++++ DATA LISTING

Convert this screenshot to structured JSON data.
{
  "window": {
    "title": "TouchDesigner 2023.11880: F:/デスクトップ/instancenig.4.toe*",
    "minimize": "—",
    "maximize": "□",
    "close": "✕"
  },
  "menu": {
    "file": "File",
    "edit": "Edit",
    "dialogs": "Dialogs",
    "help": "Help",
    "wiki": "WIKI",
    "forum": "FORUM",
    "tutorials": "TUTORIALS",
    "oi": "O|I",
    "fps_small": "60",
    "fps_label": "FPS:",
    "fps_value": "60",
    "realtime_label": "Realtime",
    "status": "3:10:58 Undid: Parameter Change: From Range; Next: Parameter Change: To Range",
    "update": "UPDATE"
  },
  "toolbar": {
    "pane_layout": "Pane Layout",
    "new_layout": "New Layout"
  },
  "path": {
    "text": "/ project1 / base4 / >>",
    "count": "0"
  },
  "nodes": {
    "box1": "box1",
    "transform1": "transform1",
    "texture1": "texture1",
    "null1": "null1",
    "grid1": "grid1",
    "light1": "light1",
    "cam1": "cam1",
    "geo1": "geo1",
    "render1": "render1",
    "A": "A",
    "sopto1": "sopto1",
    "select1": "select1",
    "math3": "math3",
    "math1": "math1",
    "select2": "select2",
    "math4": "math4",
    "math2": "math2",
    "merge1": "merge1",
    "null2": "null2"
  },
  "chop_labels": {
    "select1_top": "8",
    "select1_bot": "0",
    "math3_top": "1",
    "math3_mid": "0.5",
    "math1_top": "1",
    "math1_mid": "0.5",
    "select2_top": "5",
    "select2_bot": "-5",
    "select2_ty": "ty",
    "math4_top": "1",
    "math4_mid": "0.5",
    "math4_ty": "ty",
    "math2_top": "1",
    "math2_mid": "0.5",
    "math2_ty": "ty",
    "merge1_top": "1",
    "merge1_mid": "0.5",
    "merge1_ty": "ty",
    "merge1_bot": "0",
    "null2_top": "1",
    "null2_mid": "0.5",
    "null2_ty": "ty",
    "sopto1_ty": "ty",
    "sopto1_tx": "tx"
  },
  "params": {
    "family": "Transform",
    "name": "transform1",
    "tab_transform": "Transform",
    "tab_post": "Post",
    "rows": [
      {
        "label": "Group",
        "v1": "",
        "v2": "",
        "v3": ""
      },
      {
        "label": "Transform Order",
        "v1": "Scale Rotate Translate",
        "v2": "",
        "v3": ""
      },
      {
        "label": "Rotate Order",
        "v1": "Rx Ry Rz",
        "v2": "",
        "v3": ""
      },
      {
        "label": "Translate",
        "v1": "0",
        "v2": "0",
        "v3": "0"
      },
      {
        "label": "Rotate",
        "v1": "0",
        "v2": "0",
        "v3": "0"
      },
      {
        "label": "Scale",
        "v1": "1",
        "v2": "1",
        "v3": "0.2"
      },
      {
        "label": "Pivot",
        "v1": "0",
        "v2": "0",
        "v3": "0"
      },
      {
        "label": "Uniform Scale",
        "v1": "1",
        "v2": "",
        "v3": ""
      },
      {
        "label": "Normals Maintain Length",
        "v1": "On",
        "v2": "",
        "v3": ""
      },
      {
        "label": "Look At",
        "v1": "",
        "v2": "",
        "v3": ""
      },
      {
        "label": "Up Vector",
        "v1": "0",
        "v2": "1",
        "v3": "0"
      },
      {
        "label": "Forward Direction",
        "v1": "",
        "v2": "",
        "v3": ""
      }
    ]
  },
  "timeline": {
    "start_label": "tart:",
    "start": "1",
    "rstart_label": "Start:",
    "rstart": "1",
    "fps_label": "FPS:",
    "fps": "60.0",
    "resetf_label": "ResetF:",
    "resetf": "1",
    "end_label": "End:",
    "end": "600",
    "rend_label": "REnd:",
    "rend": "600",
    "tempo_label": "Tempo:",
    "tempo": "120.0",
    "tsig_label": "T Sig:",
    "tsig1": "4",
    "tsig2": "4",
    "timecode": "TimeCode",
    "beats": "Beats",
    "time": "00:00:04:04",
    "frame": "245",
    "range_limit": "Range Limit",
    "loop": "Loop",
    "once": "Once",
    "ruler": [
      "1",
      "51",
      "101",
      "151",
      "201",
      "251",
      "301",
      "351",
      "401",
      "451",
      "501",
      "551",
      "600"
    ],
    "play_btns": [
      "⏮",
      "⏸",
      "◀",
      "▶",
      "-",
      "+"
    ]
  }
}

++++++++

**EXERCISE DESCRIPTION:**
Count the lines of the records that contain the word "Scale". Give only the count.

**EXERCISE RESPONSE:**
3